...three Iranians were caught at an airport in Seychelles trying to use stolen Israeli passports. The Iranians were sent back on a flight to Nairobi, Kenya, from where they came.The general concern, which I fully share:
Seychelles authorities passed the information to Israeli authorities, who found that the passports were stolen from Israelis who traveled to Thailand last year.
Israeli authorities fear that this was the precursor to a terror attack in the archipelago, which has been advertising heavily to attract Israelis on Passover vacation this year. Charter airlines now go directly to Seychelles from Israel.Maariv also carries an attractive picture of the island:
I am not sure, though, about its relevance, but why not? In addition, Maariv claims that 15,000 (fifteen thousand) Israeli passports disappear every year. Wow...
Anyhow, I have decided to wait for a while with that story, and indeed, a new article in Ynet (in English this time) looks somewhat better researched.
In the past few weeks, more then 10 Iranian nationals were caught carrying forged Israeli passports, Israel's leading newspaper Yedioth Ahronoth reported Wednesday. The information came from reports relayed to Israeli embassies in Japan, Thailand, and India. In the last several months, Pakistani and Turkish citizens were also caught with fake Israeli passports.And the reason seems to be not necessarily related to the terrorism business, rather to business business:
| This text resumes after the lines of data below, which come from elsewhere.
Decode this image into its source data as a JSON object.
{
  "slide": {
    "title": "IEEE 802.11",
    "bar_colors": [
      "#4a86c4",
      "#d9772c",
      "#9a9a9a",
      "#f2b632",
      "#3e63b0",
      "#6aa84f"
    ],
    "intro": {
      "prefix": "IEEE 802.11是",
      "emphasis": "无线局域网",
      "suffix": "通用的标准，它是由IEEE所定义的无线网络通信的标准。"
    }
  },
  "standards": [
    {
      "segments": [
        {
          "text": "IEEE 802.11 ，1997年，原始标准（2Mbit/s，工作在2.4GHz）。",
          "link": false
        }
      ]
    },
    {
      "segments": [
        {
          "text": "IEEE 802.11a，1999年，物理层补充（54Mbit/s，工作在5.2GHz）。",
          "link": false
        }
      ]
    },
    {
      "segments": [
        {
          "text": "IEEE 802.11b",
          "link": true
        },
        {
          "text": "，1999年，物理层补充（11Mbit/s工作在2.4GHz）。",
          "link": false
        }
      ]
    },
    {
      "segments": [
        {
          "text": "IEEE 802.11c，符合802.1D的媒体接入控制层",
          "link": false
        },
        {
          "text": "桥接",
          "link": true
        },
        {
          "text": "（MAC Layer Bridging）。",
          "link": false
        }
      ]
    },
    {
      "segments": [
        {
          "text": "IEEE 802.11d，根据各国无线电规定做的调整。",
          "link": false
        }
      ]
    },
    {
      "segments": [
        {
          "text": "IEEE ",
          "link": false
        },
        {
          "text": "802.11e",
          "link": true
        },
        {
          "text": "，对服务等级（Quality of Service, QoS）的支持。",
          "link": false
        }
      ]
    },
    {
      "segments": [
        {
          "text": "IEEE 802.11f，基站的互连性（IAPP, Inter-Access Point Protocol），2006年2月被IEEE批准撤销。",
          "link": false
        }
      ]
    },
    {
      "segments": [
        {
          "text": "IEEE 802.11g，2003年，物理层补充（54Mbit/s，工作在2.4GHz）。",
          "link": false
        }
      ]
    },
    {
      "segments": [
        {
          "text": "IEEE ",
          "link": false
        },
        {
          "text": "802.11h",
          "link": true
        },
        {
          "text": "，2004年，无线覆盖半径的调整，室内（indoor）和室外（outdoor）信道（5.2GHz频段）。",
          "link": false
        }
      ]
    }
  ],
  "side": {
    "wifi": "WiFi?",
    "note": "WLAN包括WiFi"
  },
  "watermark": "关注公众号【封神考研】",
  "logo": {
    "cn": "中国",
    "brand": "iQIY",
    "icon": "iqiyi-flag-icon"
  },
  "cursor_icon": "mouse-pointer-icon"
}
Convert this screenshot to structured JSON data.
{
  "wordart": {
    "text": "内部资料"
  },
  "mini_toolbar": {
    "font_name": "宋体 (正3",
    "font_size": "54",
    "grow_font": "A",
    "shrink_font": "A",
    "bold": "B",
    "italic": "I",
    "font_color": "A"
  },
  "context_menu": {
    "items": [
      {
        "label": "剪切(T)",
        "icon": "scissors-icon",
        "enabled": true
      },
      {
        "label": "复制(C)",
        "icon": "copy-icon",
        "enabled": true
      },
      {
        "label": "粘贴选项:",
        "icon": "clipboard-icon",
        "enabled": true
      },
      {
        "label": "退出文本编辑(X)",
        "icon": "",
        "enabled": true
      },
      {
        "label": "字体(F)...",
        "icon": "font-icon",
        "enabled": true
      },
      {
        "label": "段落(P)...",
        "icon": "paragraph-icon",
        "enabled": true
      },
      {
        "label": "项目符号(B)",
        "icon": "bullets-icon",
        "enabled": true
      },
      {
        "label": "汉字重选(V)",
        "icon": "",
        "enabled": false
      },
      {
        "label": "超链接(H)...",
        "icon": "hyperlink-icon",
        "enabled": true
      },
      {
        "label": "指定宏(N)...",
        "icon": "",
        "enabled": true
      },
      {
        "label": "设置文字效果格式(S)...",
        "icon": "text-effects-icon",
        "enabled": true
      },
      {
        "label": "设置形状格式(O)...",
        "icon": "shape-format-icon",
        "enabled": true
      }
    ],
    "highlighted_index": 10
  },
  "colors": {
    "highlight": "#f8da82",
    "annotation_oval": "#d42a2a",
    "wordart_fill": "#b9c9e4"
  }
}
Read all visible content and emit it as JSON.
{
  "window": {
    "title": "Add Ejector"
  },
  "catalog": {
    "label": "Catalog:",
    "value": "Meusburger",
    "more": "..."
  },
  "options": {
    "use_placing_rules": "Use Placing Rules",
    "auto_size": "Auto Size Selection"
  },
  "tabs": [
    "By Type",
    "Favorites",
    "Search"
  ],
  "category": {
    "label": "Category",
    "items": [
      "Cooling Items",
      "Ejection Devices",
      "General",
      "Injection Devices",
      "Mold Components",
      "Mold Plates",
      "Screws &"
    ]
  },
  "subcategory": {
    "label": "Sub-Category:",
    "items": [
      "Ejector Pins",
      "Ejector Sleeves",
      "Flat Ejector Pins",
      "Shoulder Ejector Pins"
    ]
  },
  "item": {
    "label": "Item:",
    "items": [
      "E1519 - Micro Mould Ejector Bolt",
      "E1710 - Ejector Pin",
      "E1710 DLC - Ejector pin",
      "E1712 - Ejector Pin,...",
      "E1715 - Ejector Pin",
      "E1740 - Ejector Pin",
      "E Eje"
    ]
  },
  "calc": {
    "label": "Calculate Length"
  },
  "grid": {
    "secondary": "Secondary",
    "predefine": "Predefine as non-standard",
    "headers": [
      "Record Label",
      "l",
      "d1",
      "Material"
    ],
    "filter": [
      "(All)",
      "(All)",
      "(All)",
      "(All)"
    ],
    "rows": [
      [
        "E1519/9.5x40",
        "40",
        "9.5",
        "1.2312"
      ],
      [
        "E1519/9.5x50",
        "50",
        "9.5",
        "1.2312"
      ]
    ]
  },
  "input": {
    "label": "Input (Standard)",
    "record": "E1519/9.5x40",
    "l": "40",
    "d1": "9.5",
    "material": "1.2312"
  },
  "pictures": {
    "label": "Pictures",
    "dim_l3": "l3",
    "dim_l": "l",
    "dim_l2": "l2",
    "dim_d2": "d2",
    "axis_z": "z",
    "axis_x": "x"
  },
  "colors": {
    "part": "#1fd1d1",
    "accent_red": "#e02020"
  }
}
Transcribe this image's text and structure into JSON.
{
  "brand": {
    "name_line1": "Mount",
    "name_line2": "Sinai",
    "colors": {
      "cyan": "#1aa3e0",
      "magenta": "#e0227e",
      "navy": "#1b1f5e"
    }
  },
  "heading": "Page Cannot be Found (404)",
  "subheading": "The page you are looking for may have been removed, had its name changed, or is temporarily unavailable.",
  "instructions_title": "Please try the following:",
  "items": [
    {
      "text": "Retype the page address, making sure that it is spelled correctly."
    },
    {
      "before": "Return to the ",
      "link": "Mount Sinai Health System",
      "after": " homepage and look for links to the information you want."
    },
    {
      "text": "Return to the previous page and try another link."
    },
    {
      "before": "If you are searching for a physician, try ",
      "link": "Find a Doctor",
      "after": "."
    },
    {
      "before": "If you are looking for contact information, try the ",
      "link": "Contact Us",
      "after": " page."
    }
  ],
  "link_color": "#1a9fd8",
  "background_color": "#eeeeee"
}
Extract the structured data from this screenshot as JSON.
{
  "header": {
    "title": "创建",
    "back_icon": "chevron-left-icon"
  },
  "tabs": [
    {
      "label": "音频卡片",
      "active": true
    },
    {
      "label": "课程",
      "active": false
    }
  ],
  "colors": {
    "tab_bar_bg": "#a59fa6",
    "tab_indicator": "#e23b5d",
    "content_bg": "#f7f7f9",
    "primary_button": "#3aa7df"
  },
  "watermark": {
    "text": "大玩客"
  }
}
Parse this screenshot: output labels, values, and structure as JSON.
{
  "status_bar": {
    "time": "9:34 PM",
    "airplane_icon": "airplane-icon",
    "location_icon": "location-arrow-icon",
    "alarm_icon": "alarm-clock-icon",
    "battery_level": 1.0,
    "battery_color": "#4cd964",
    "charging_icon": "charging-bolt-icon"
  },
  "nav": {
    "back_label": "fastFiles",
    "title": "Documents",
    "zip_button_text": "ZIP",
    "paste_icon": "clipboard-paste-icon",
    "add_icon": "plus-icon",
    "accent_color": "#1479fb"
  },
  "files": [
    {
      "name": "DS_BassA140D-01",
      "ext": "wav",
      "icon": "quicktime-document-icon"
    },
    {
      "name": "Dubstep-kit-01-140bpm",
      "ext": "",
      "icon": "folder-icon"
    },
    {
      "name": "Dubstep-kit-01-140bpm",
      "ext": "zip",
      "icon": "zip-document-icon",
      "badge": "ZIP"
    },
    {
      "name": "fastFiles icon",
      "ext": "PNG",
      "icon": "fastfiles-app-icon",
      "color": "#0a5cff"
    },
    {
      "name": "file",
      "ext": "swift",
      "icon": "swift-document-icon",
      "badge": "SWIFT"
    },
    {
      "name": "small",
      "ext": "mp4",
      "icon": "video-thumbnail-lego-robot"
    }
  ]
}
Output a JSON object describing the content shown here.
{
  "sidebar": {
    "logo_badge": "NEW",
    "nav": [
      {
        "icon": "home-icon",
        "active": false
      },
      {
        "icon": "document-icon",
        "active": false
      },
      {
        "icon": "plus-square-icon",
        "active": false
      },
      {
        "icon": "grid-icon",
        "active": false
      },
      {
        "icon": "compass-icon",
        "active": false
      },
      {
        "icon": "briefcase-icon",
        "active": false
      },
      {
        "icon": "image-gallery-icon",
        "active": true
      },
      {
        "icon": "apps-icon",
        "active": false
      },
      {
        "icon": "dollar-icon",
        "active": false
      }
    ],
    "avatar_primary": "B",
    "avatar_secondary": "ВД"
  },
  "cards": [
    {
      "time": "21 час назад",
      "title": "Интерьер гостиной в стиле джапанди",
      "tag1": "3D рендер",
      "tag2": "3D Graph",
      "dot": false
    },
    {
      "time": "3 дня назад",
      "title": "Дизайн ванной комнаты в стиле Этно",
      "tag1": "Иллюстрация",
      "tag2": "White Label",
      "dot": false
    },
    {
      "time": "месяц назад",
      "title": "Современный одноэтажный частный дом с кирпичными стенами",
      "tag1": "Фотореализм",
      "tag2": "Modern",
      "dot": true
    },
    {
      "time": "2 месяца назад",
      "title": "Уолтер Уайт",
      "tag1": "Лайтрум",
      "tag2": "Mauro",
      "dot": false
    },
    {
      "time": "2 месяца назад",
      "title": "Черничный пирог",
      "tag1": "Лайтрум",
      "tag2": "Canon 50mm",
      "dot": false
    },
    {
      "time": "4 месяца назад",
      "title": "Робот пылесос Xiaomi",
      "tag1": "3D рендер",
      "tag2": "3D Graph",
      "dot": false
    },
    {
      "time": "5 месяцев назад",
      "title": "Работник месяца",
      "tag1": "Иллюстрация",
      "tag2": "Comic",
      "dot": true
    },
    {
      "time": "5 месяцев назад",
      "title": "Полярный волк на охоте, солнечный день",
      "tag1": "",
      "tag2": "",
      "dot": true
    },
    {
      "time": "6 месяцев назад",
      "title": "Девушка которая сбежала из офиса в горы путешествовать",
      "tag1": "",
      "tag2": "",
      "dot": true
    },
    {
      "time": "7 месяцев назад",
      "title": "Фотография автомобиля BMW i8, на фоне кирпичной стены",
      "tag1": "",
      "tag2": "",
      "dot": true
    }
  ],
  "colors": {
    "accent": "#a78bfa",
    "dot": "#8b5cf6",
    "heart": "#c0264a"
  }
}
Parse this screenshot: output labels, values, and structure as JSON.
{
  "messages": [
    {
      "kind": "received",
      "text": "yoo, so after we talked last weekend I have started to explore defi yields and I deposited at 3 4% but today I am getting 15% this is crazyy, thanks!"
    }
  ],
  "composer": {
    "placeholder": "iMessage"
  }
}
The Israeli passport is considered to be one of the easiest passports to forge and can be purchased in Asia, and especially in Thailand's markets, for anywhere from USD 500 to 2000. The Israeli passport is in great demand because people carrying it can enter Asian countries without a visa.Of course, the threat of terrorists using same passports for their nefarious purposes shouldn't be discounted. On the other hand, there is no need to exaggerate the situation, like Maariv had done, since:
In 2004, six hundred Israelis reported their passports stolen in Asia. In 2005, the number increased dramatically.Still, it's a far cry from 15,000. Another article, from Sky News Blogs, seems to settle (at least) the issue of the three Iranians caught in Seychelles:
A Israeli government source has told Sky News it understands the incident happened but does not believe there was any terror threat. The Iranians are believed to have been refugees who were using the passports in order to enter the Seychelles with a view to travelling on to a first world destination in search of a better life.I would say that in a case like this we shouldn't be too prissy and mind a few forged passports... like some other people I don't want to mention here. The more the merrier, I would even add.
Now to the comic element of the story. From Ynet:
Another Iranian who was caught in Japan with a fake Israeli passport was caught when the name in his passport belonged to a female. The Iranian replaced the picture, but didn't bother changing the name.Beef up on your Hebrew next time, doofus...
And from that Sky News blog - its headline says: Forged Passports: Is It Catching On?
Such naivety from a seasoned journalist... surely forged documents are as old as the first clay tablet... nay, as a first stone tablet... oh well...
Cross-posted on Yourish.com